On making Drew Barrymore cry.
“Spielberg” is an HBO-produced documentary by documentarian Susan Lacy. You’ll never guess who the subject is?!
Steven Spielberg is a product of one of the most surprising revolutions in Hollywood in the late 70’s: one of a set of wunderkind directors alongside such luminaries as George Lucas, Francis Ford Coppola, John Milius, Brian De Palma and Martin Scorcese. These men (only men, it should be noted!) were ready to cock a snook at Hollywood’s traditional studio system to break rules (case in point, Star Wars’ lack of opening credits) and move cinema into the format that would last to this day.
As this excellent documentary makes clear, Spielberg was one of the least rebellious of the movie-brats. Even though (astoundingly) he blagged himself a production office at Universal (after hiding during the Tram Tour toilet stop!), his path to the top was through hard graft on multiple Universal TV shows, after recognition of his talents by Universal exec Sidney Sheinberg who speaks in the film.
Before we get to that stage of his life, we cover his childhood back-story as a reluctant Jew living in a non-Jewish neighbourhood, driven to fill his time with tormenting his sisters and movie-making with a Super 8 camera. Scenes of home videos, photos and his early attempts at special effects are all fascinating. The impact of his Bohemian mother Leah and workaholic father Arnold, and particularly the very surprising relationship breakdown that happened between them, go a long way to explain the constant return to ‘father issues’ in many of his films such as “E.T.”, “Close Encounters of the Third Kind”, “Hook” and “Indiana Jones and the Last Crusade”.
The majority of the film though settles down into a roughly chronological review of the highlights of his movie career, with particular emphasis justly being placed on some of the key watershed moments in that career.
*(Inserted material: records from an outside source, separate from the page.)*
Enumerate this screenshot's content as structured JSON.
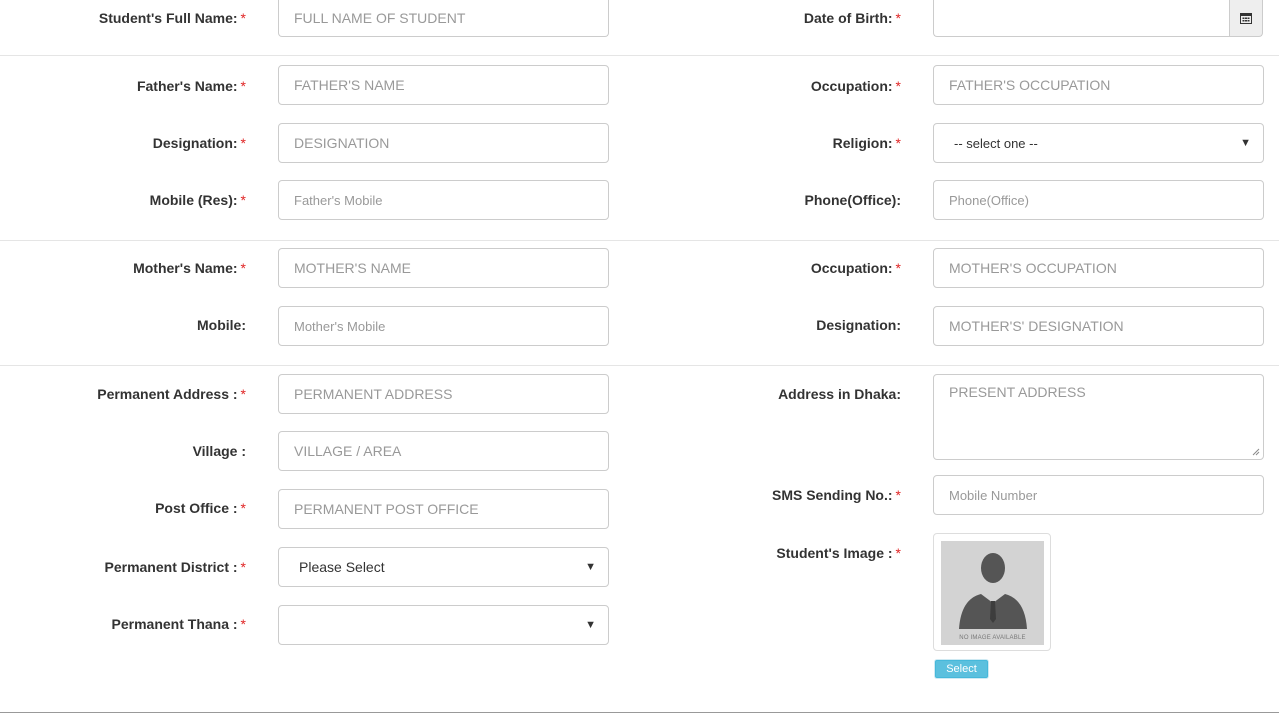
{
  "student": {
    "full_name": {
      "label": "Student's Full Name:",
      "req": "*",
      "placeholder": "FULL NAME OF STUDENT"
    },
    "dob": {
      "label": "Date of Birth:",
      "req": "*",
      "value": ""
    }
  },
  "father": {
    "name": {
      "label": "Father's Name:",
      "req": "*",
      "placeholder": "FATHER'S NAME"
    },
    "occupation": {
      "label": "Occupation:",
      "req": "*",
      "placeholder": "FATHER'S OCCUPATION"
    },
    "designation": {
      "label": "Designation:",
      "req": "*",
      "placeholder": "DESIGNATION"
    },
    "religion": {
      "label": "Religion:",
      "req": "*",
      "selected": "-- select one --"
    },
    "mobile": {
      "label": "Mobile (Res):",
      "req": "*",
      "placeholder": "Father's Mobile"
    },
    "phone_office": {
      "label": "Phone(Office):",
      "placeholder": "Phone(Office)"
    }
  },
  "mother": {
    "name": {
      "label": "Mother's Name:",
      "req": "*",
      "placeholder": "MOTHER'S NAME"
    },
    "occupation": {
      "label": "Occupation:",
      "req": "*",
      "placeholder": "MOTHER'S OCCUPATION"
    },
    "mobile": {
      "label": "Mobile:",
      "placeholder": "Mother's Mobile"
    },
    "designation": {
      "label": "Designation:",
      "placeholder": "MOTHER'S' DESIGNATION"
    }
  },
  "address": {
    "permanent": {
      "label": "Permanent Address :",
      "req": "*",
      "placeholder": "PERMANENT ADDRESS"
    },
    "dhaka": {
      "label": "Address in Dhaka:",
      "placeholder": "PRESENT ADDRESS"
    },
    "village": {
      "label": "Village :",
      "placeholder": "VILLAGE / AREA"
    },
    "post_office": {
      "label": "Post Office :",
      "req": "*",
      "placeholder": "PERMANENT POST OFFICE"
    },
    "sms": {
      "label": "SMS Sending No.:",
      "req": "*",
      "placeholder": "Mobile Number"
    },
    "district": {
      "label": "Permanent District :",
      "req": "*",
      "selected": "Please Select"
    },
    "thana": {
      "label": "Permanent Thana :",
      "req": "*",
      "selected": ""
    },
    "image": {
      "label": "Student's Image :",
      "req": "*",
      "no_image_text": "NO IMAGE AVAILABLE",
      "select_label": "Select"
    }
  },
  "icons": {
    "calendar": "calendar-icon",
    "dropdown": "chevron-down-icon"
  },
  "colors": {
    "required": "#e02424",
    "select_button": "#5bc0de"
  }
}
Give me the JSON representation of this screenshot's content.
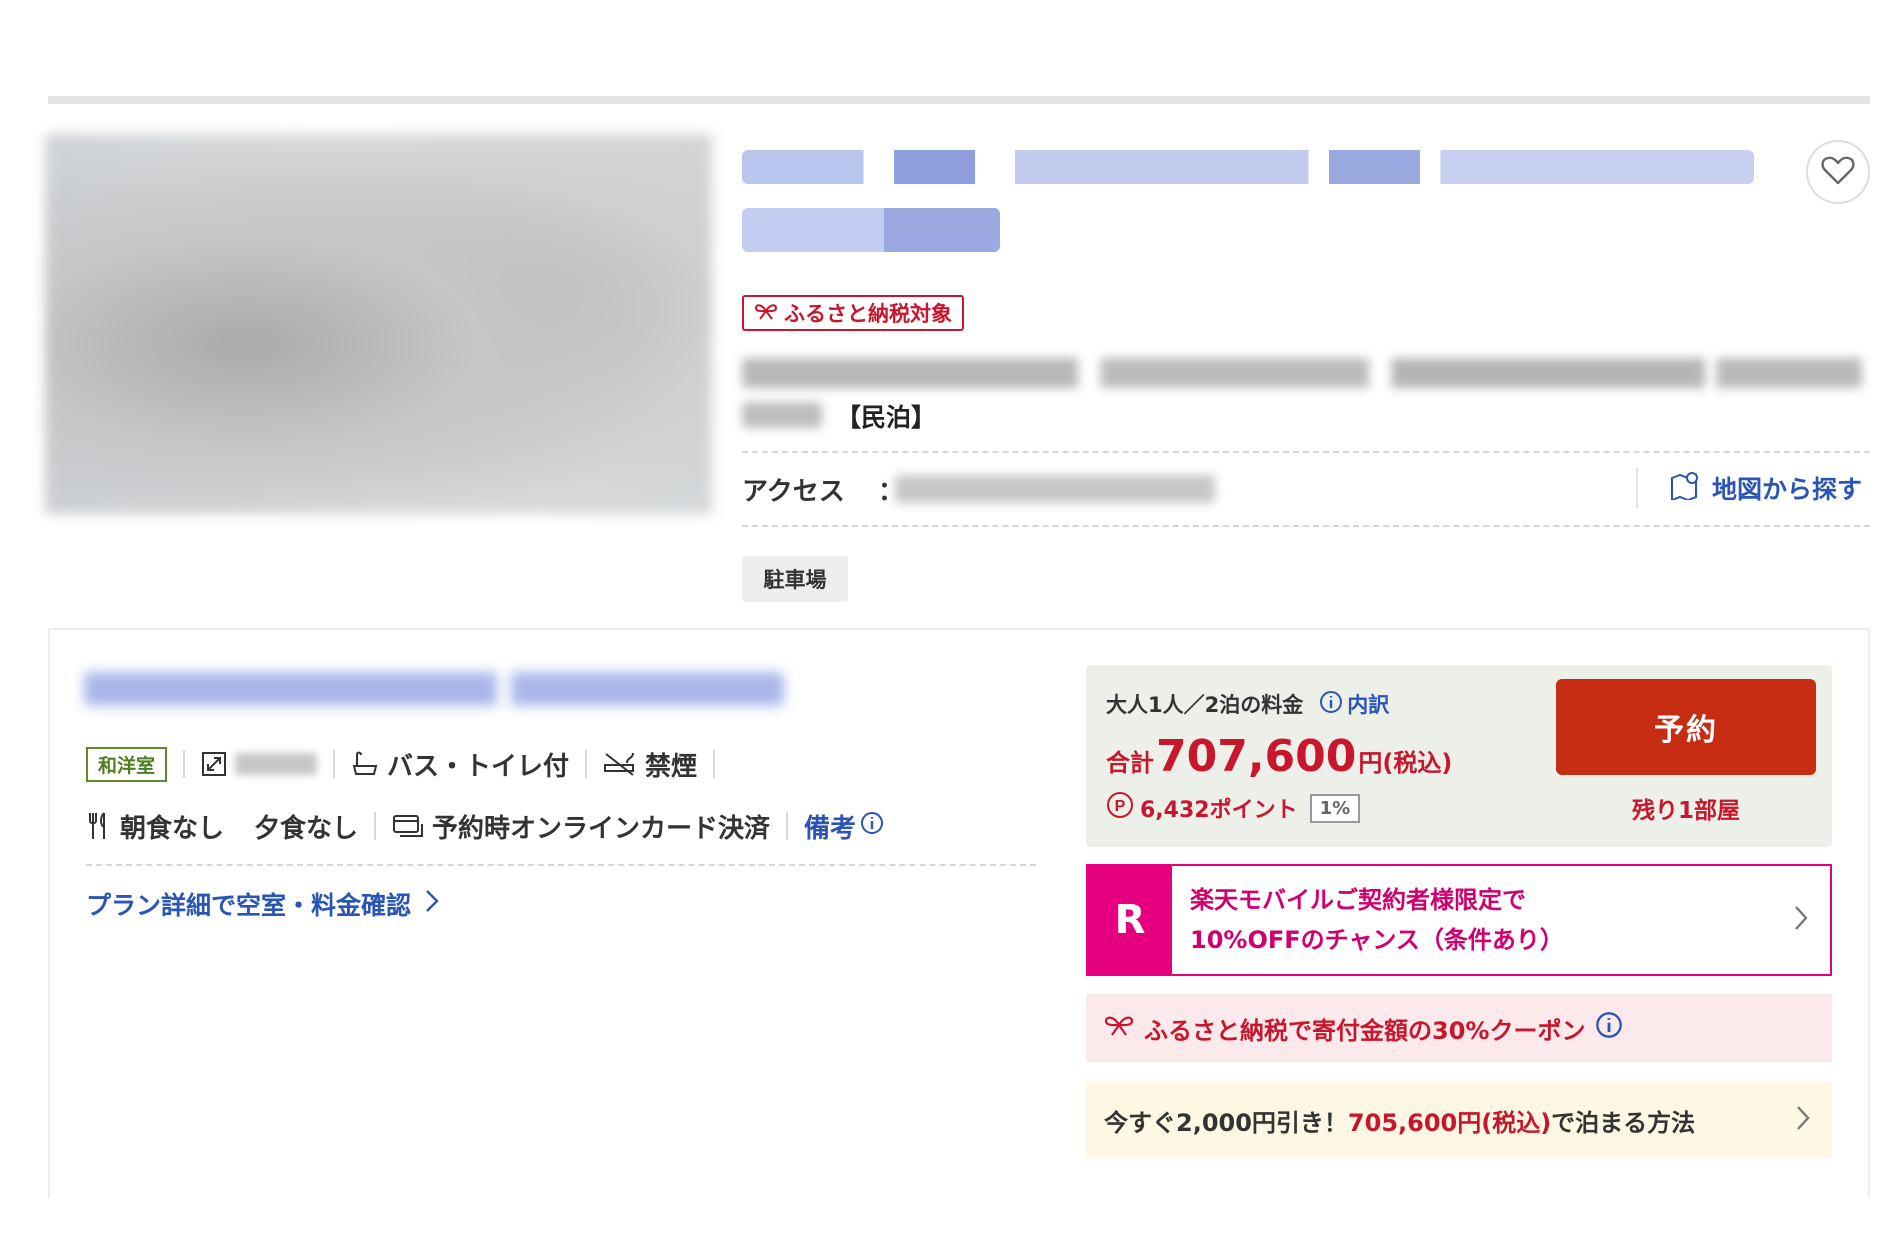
{
  "listing": {
    "furusato_badge": "ふるさと納税対象",
    "category": "【民泊】",
    "access_label": "アクセス",
    "access_colon": "：",
    "map_link": "地図から探す",
    "tag_parking": "駐車場"
  },
  "plan": {
    "room_type": "和洋室",
    "bath_toilet": "バス・トイレ付",
    "smoking": "禁煙",
    "breakfast": "朝食なし",
    "dinner": "夕食なし",
    "payment": "予約時オンラインカード決済",
    "notes": "備考",
    "detail_link": "プラン詳細で空室・料金確認"
  },
  "price": {
    "guests_nights": "大人1人／2泊の料金",
    "breakdown": "内訳",
    "total_label": "合計",
    "total_amount": "707,600",
    "total_suffix": "円(税込)",
    "points": "6,432ポイント",
    "point_rate": "1%",
    "reserve_button": "予約",
    "remaining": "残り1部屋"
  },
  "banners": {
    "mobile_logo": "R",
    "mobile_line1": "楽天モバイルご契約者様限定で",
    "mobile_line2": "10%OFFのチャンス（条件あり）",
    "coupon": "ふるさと納税で寄付金額の30%クーポン",
    "discount_prefix": "今すぐ2,000円引き！",
    "discount_price": "705,600円(税込)",
    "discount_suffix": "で泊まる方法"
  },
  "colors": {
    "accent_red": "#c8162d",
    "reserve_button": "#c62d12",
    "link_blue": "#2a55b5",
    "rakuten_magenta": "#e4007f",
    "room_type_green": "#4f7d22"
  },
  "icons": [
    "heart-icon",
    "gift-ribbon-icon",
    "map-pin-icon",
    "resize-icon",
    "bath-icon",
    "no-smoking-icon",
    "cutlery-icon",
    "card-payment-icon",
    "info-icon",
    "point-icon",
    "chevron-right-icon"
  ]
}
Most of his films get at least a mention, but “Jaws”, “E.T.”, “Schindler’s List”, “The Color Purple”, “Jurassic Park”, “Munich” and “Empire of the Sun” get more focus. It is such a wonderful trip down my cinematic memory lane. I also forget just what cinematic majesty and craftsmanship is present in these films: I just hope that at some point this will get a Blu-Ray or DVD release so it can be properly appreciated (rather than viewing it on a tiny airplane screen which is how I watched this): the combination of film clips in here is breathtaking.
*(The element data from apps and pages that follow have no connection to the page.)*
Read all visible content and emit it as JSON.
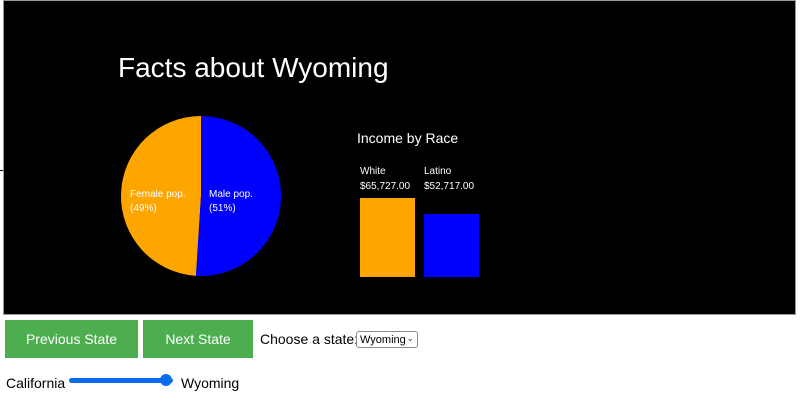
{
  "header": {
    "title": "Facts about Wyoming"
  },
  "pie": {
    "slices": [
      {
        "label": "Female pop.",
        "percent_text": "(49%)",
        "value": 49,
        "color": "#ffa500"
      },
      {
        "label": "Male pop.",
        "percent_text": "(51%)",
        "value": 51,
        "color": "#0000ff"
      }
    ]
  },
  "income": {
    "title": "Income by Race",
    "bars": [
      {
        "category": "White",
        "value_text": "$65,727.00",
        "value": 65727,
        "color": "#ffa500"
      },
      {
        "category": "Latino",
        "value_text": "$52,717.00",
        "value": 52717,
        "color": "#0000ff"
      }
    ]
  },
  "controls": {
    "prev_label": "Previous State",
    "next_label": "Next State",
    "choose_label": "Choose a state:",
    "selected_state": "Wyoming",
    "slider_min_label": "California",
    "slider_max_label": "Wyoming"
  },
  "chart_data": [
    {
      "type": "pie",
      "title": "",
      "categories": [
        "Female pop.",
        "Male pop."
      ],
      "values": [
        49,
        51
      ]
    },
    {
      "type": "bar",
      "title": "Income by Race",
      "categories": [
        "White",
        "Latino"
      ],
      "values": [
        65727,
        52717
      ],
      "xlabel": "",
      "ylabel": ""
    }
  ]
}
As might be expected for a documentary about the great director, there is plenty of ‘behind the camera’ footage on show, some of which is fascinating. Spielberg could always get the very best performances out of the youngsters on set, from Cary Guffey (“Toys!!”) in “Close Encounters” to a heartbreaking scene where he reduces the young Drew Barrymore to howls of emotion in “E.T.”. A master at work.
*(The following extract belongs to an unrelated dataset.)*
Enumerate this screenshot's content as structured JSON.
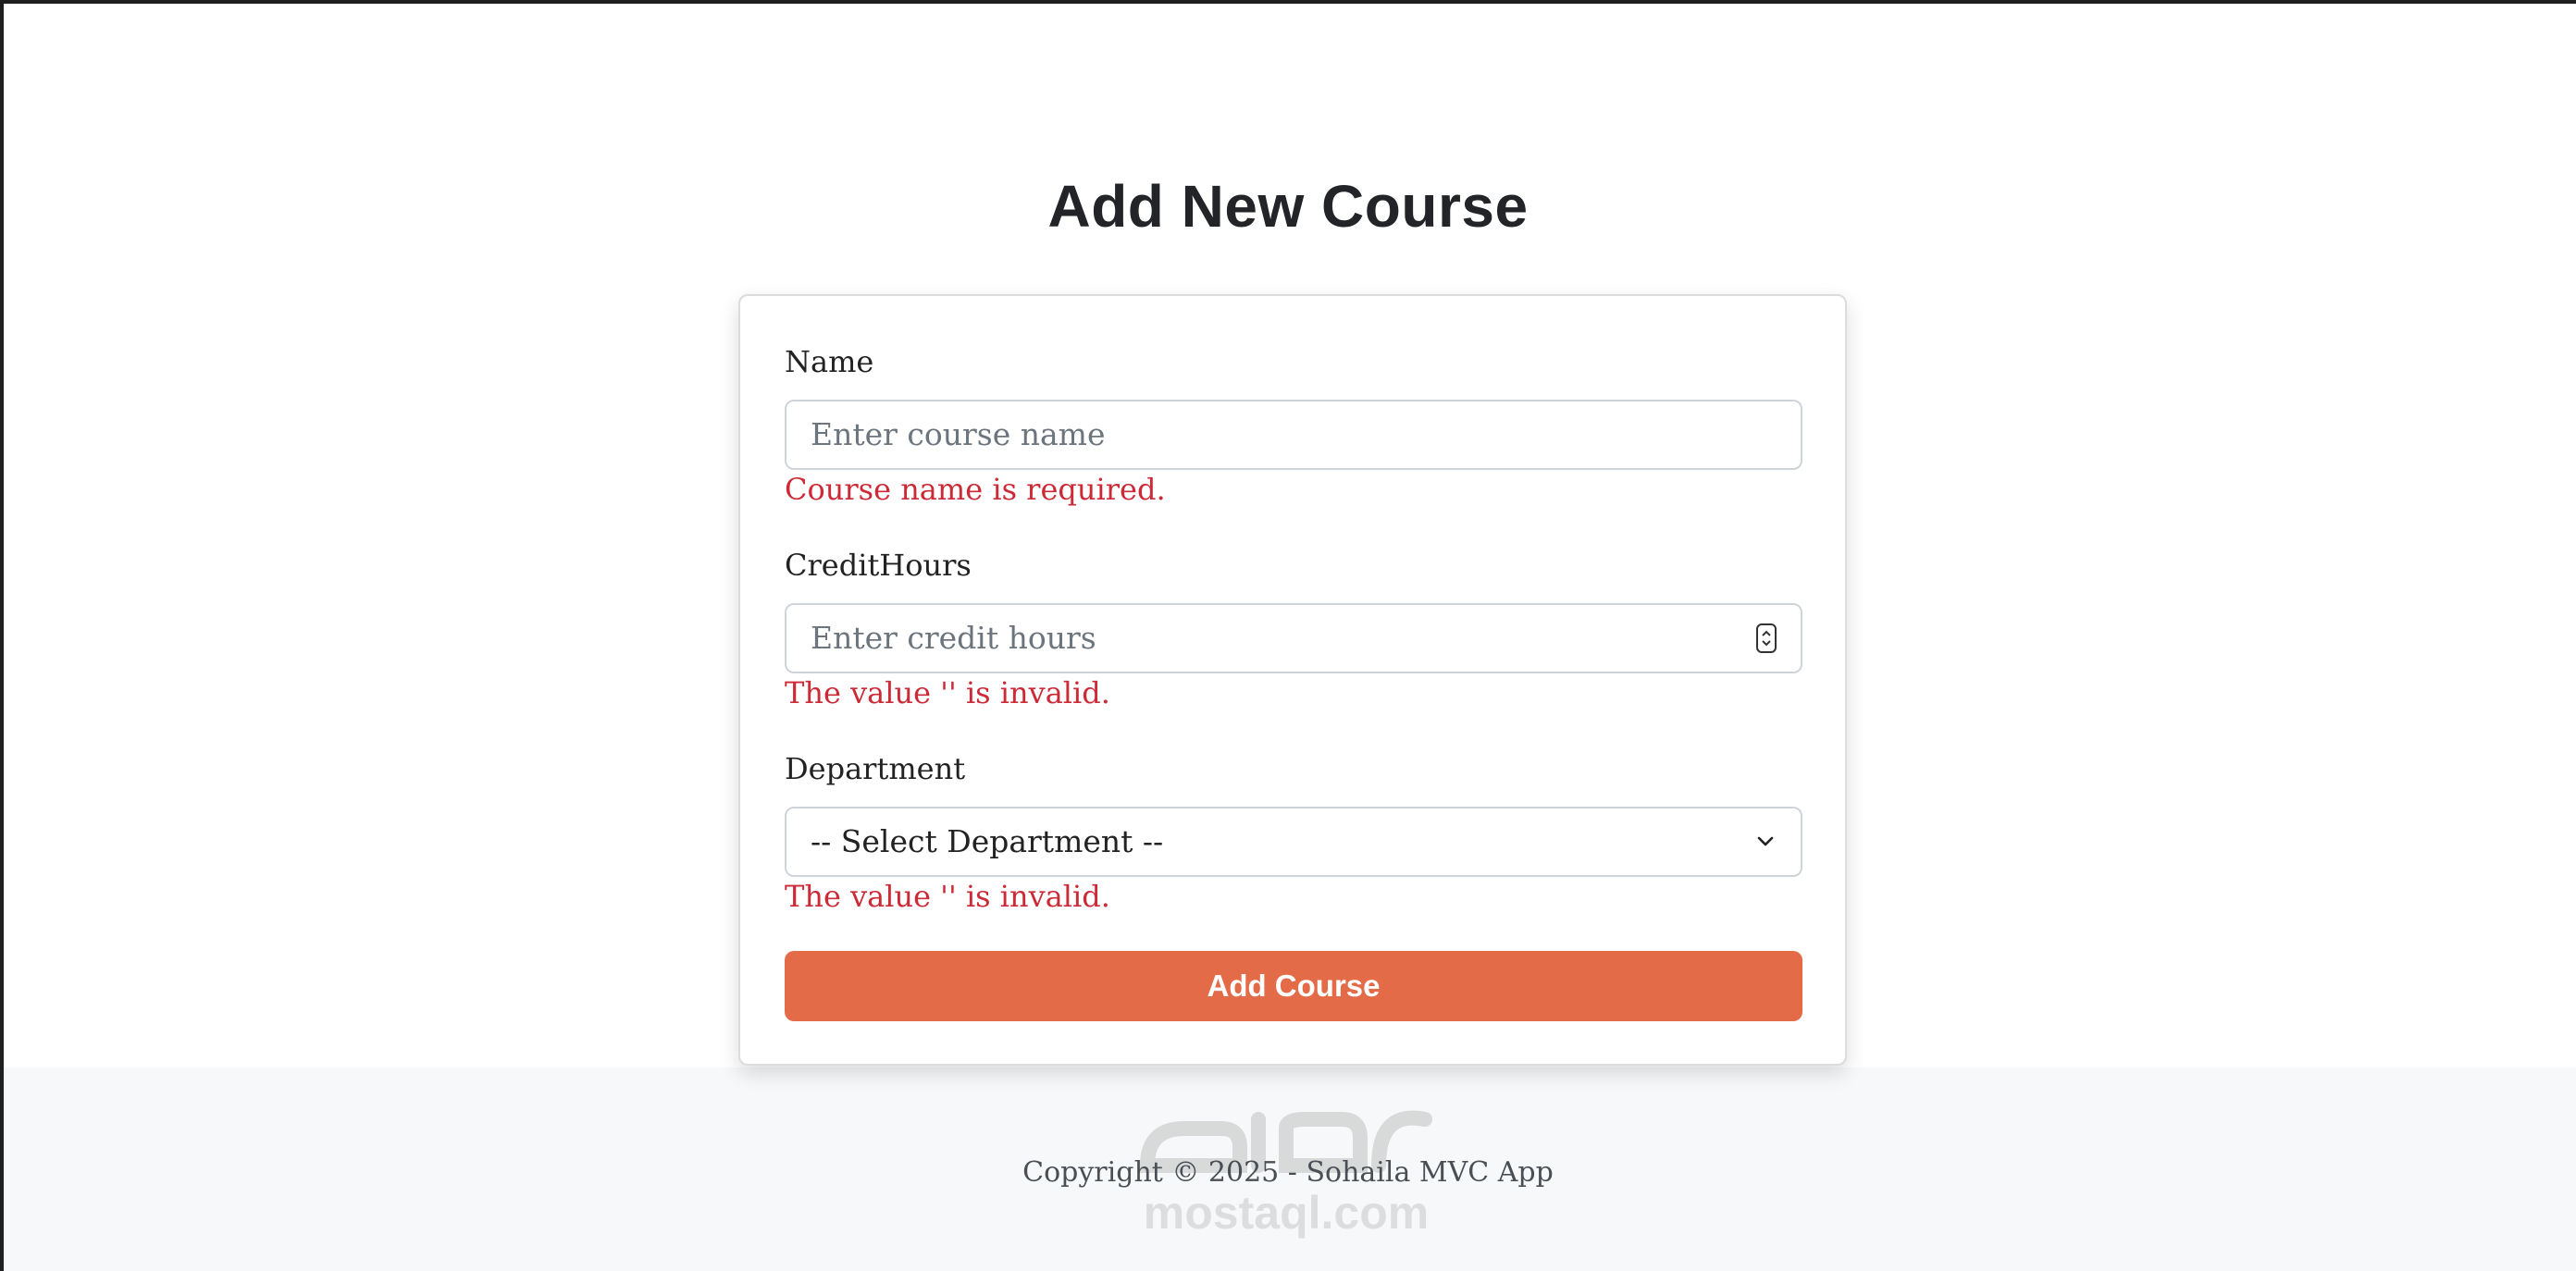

All of the movie scenes are accompanied by new interview footage from Spielberg himself, as well as warm platitudes from many of the luminaries he has worked with in the past. Directors involved include many of the the directors referenced above, as well as those modern directors influenced by him such as J.J. Abrams; his go-to cinematographers Vilmos Zsigmond and Janusz Kaminski; his ‘go-to’ composer John Williams; and stars including his go-to ‘everyman’ Richard Dreyfuss, Tom Cruise, Harrison Ford, Bob Balaban, Tom Hanks, Opray Winfrey, Leonardo DiCaprio, Christian Bale, Dustin Hoffman and James Brolin. Some of these comments are useful and insightful; some are just fairly meaningless sound bites that add nothing to the film. What all the comments are though is almost all uniformly positive.
And that’s my only criticism of the film. Like me, Susan Lacy is clearly a big fan. It is probably quite hard to find anyone who isn’t…. but perhaps Ms Lacy should have tried a bit harder! There is only limited focus on his big comedy flop of 1979, “1941”, and no mention at all of his lowest WW grossing film “Always”. And there are only a few contributors – notably film critic Janet Maslin – who are willing to stick their head above the parapet and prod into Spielberg’s weaknesses; ostensibly his tendency to veer to the sentimental and away from harder issues: the omitted “Color Purple” ‘mirror scene’ being a case in point.
This is a recommended watch for Spielberg fans. On the eve of the launch of his latest – “Ready Player One”, a film that I am personally dubious about from the trailer – it’s a great insight into the life and works of the great man. It could though have cut a slightly harder and more critical edge.
Fad Rating: FFFF.